Several site-specific displays of contemporary Chinese artists’ work, have included installations by emerging artists’ working in moving image from Beijing, Shanghai, Guangzhou, Taiwan, and Hong Kong exhibited across Newcastle and at The BALTIC Centre for Contemporary Art. Part of East 08, a celebration of contemporary Asian culture, which toured to the V&A, London as part of ‘CHINA NOW’ – the largest festival of Chinese culture ever in the UK. International residencies included Nissan Art Award winner Yuko Mohri’s first extended period of research and project development outside of Japan, and the ambitious residency and touring exhibition project A Gift to Those Who Contemplate the Wonders of Cities and the Marvels of Travelling the result of a cultural exchange of two artists between the UK and Japan, undertaken to celebrate the 150th anniversary of formal links between the two countries.
Central to these projects is the establishment of strategic and mutual partnerships, negotiated and delivered working with international galleries, artists and cultural organisations. Projects were developed in collaboration and partnership with cultural agencies such as Culture 10, major cultural festivals such as CHINA NOW, EAST’08 & The British Council’s UK-Japan 2008 and Japan 150 festivals.
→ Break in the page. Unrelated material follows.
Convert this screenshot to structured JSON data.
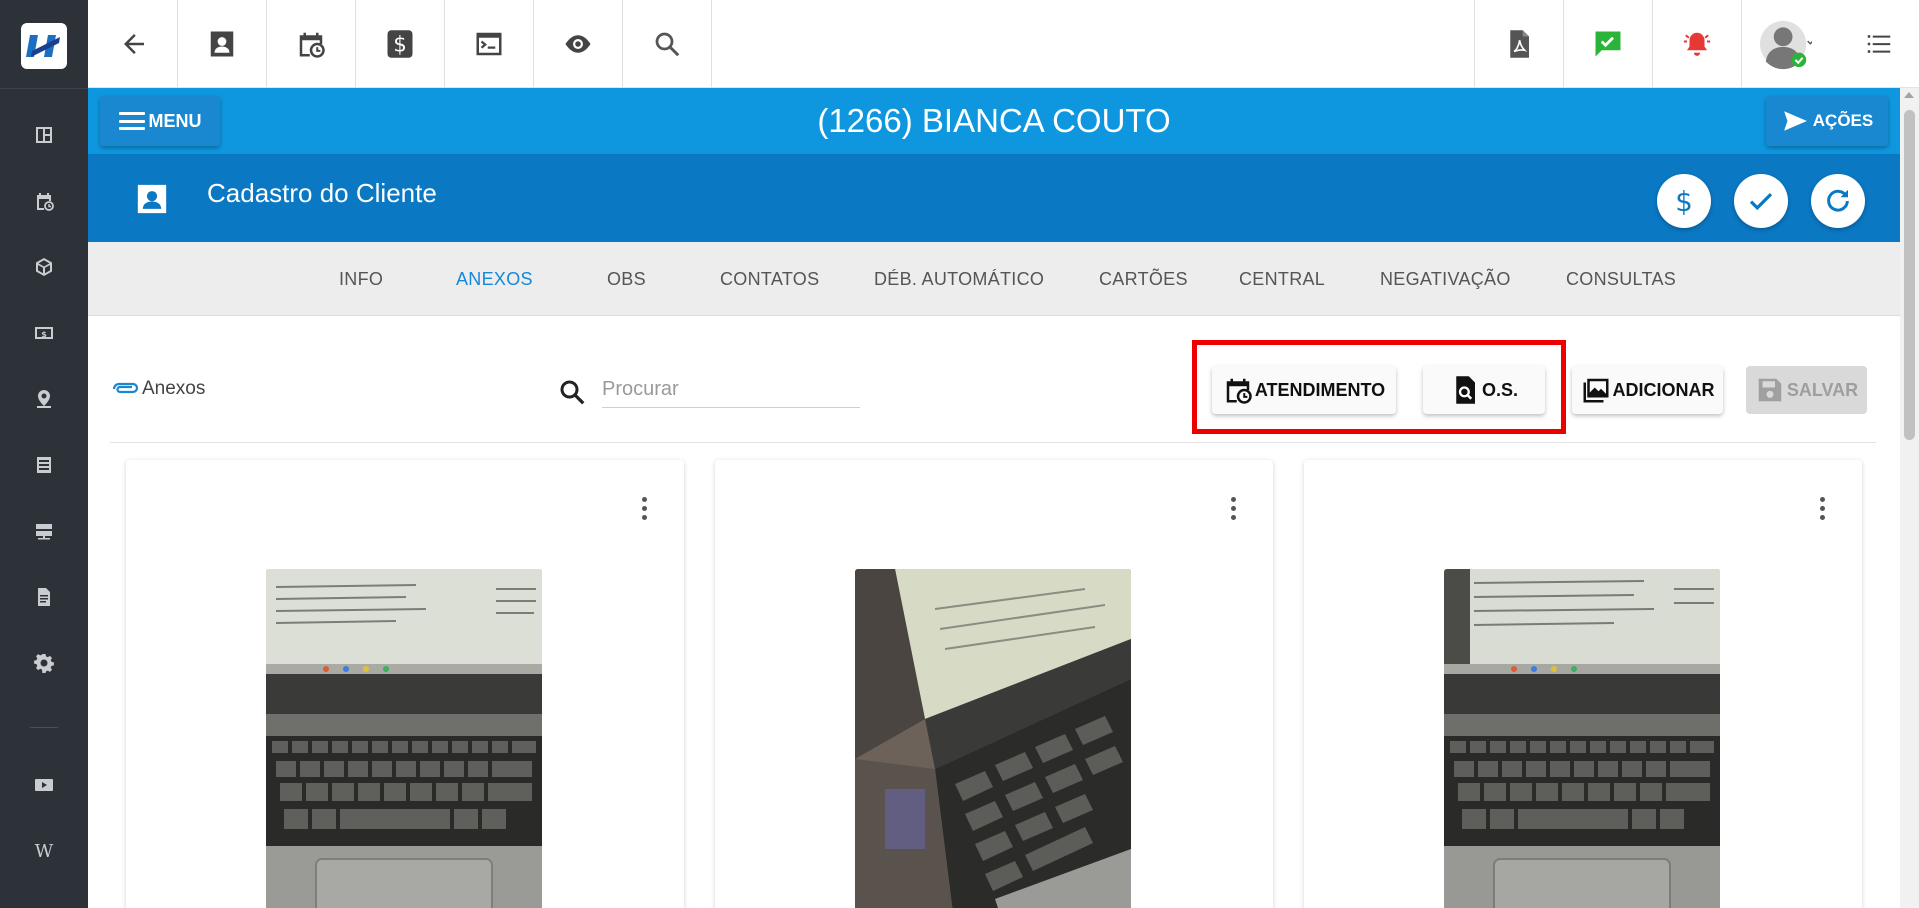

Working with galleries and venues such as BALTIC Centre for Contemporary Art and V&A South Kensington, London, BankART NYK, Visiting Arts, Beppu Project and P3 art and environment.
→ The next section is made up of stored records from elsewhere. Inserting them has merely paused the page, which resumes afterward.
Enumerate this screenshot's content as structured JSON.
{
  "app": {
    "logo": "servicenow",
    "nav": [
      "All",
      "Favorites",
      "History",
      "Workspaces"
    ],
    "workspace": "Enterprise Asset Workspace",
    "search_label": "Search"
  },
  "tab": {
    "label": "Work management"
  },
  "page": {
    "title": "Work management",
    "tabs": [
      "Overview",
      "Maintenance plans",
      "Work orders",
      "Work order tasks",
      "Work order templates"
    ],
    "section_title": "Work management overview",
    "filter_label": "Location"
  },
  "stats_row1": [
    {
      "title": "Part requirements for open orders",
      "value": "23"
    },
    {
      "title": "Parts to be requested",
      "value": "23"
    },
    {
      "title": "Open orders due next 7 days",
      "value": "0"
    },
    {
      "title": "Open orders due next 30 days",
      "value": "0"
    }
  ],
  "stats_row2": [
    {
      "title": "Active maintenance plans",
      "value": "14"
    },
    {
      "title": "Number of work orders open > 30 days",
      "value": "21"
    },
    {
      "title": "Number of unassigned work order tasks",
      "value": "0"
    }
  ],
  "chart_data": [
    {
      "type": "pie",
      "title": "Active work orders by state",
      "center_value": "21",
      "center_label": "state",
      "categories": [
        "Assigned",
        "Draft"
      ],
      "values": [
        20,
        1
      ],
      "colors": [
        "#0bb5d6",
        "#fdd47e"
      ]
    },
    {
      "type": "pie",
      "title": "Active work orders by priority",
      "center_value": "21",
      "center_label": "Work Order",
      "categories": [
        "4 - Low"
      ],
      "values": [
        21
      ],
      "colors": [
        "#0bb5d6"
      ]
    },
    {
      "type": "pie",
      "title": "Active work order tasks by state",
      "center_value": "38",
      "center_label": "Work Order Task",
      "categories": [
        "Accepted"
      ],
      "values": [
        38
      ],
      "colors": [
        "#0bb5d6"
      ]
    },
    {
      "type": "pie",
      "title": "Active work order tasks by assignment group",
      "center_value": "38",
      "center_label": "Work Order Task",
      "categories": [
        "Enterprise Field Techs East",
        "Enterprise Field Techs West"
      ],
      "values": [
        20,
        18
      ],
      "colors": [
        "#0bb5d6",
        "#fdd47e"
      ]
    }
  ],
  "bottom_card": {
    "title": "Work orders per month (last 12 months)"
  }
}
As International Projects Associate, Central Saint Martins he co-established the relationship and later joint Global Art Joint Project of the Graduate School of Fine Arts, Tokyo University of the Arts, in 2015, in collaboration with the world’s top art institutions: the École Nationale Supérieure des Beaux-Arts de Paris; Central Saint Martins, University of the Arts London; and the School of Art Institute of Chicago.
In 2009 he was the recipient of a Cultural Leadership Award; UK Government-funded investment in excellence in leadership across the creative and cultural industries. Subsequently, he was awarded a Research Fellow from The Japan Foundation and later Central Saint Martins, University of the Arts London, and undertook several extended research trips to Japan, China and wider Asia-Pacific region. Research interests encompass Contemporary Japanese art since the 1960s, contemporary exhibitions of Japanese art; Japanese artists in the international diaspora, performance art and the body in art; strategies and politics of curating ‘Japanese’ art; twentieth-century Japan and modernity; Visual culture in Japan and spectatorship, transnational art and post-March 11 artistic activity; Criticism and curating in the Japanese art world.
As a Lecturer in Modern and Contemporary Japanese Art, Sotheby’s Institute of Art, he specialises in the study and teaching of Japanese art. He has also given and participated in numerous conference and talks, lectures and delivered discussion events at esteemed institutions including the Sainsbury Institute for the Study of Japanese Arts and Cultures, Tokyo Geidai, 3331 Arts Chiyoda, Daiwa Anglo-Japanese Foundation, Japan Foundation and University of the Arts London.
Selected organisations and institutions he has partnered and or collaborated with include; Serpentine Galleries, London; BALTIC Centre for Contemporary Art, Newcastle/Gateshead; NFT South Bank London; EAI, New York; BankArt NYK, Yokohama; Tate Art Galleries; P3 art and environment, Tokyo; Beppu Project NPO, Oita; Sainsbury Institute for the Study of Japanese Arts and Cultures, Norwich; ShanghArt gallery, Shanghai; Hong Kong Arts Centre & Iniva (Institute of International Visual Arts), London.